Top NavTop NavTop Nav

Tyler G Evans Faculty Profile

Tyler  G  Evans

Assistant Professor

Department of Biological Sciences

My lab is interested in how shifts in abiotic variables affect the performance of marine organisms, particularly within the scope of global climate change. Our work strives to characterize responses to the environment across levels of biological organization and elucidate differences that exist between populations or species in their capacity to respond to environmental change. Ultimately, this information is useful in developing predictions as to how organisms will fare in future environments.

  • Environmental Physiology
  • Genomics
  • Climate Change

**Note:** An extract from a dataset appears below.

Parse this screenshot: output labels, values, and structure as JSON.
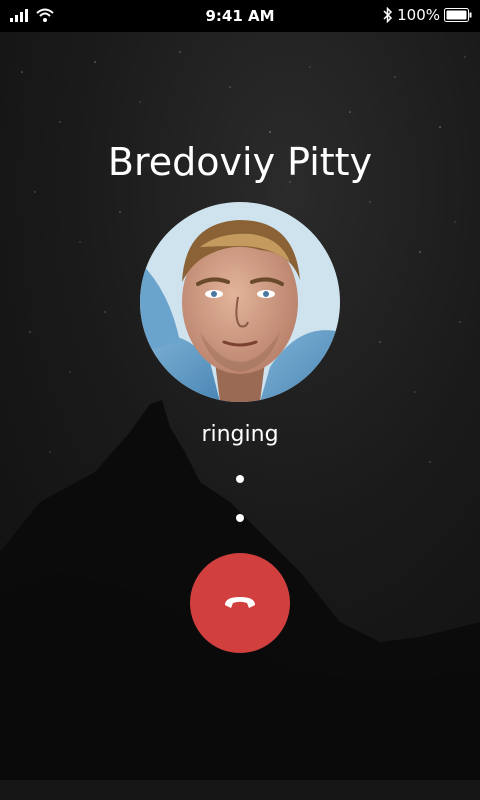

  • Ph.D. in Biology, University of Saskatchewan (Canada)
Winter Quarter 2018
Course #SecCourse TitleDaysFromToLocationCampusTextbook Info
BIOL 315101Principles Animal PhysiologyMWF9:20AM10:30AMVBT-0124Hayward Campus View Books
BIOL 31511APrinciples Animal PhysiologyW2:40PM5:10PMSC-S337Hayward Campus View Books
BIOL 31511BPrinciples Animal PhysiologyF2:40PM5:10PMSC-S337Hayward Campus View Books
BIOL 31511CPrinciples Animal PhysiologyM2:40PM5:10PMSC-S337Hayward Campus View Books
BIOL 435501Global Change BiologyMWF10:40AM11:50AMSC-N206Hayward Campus View Books
BIOL 450509SSGeneral EndocrinologyMW6:00PM7:50PMSC-S302HAYWARDView Books
BIOL 490002Independent StudyARRARRHayward Campus View Books
BIOL 635501Global Change BiologyMWF10:40AM11:50AMSC-N206Hayward Campus View Books

Select publications

Evans TG, Hofmann GE. (2012) Defining the limits of physiological plasticity: how gene expression can assess and predict the consequences of ocean change. Philosophical Transactions of the Royal Society B. 367:1733-1745.

Evans TG, Hammill E, Kaukinen K, Schulze AD, Patterson DA, English KK, Curtis JM, Miller KM. (2011) Transcriptomics of environmental acclimatization and survival in wild adult Pacific sockeye salmon (Oncorhynchus nerka) during spawning migration. Molecular Ecology. 20: 4472-4489.

Evans TG, Somero GN. (2010) Phosphorylation events catalyzed by major cell signaling proteins differ in response to thermal and osmotic stress in native (Mytilus californianus and Mytilus trossulus) and invasive (Mytilus galloprovincialis) species of mussels. Physiological and Biochemical Zoology. 83: 984-996.

Evans TG, Somero GN. (2008) A microarray-based transcriptomic time course of hyper- and hypo-osmotic stress signaling events in the euryhaline fish Gillichthys mirabilis: osmosensors to effectors. Journal of Experimental Biology. 211: 3636-3649.

© California State University, East Bay. All Rights Reserved.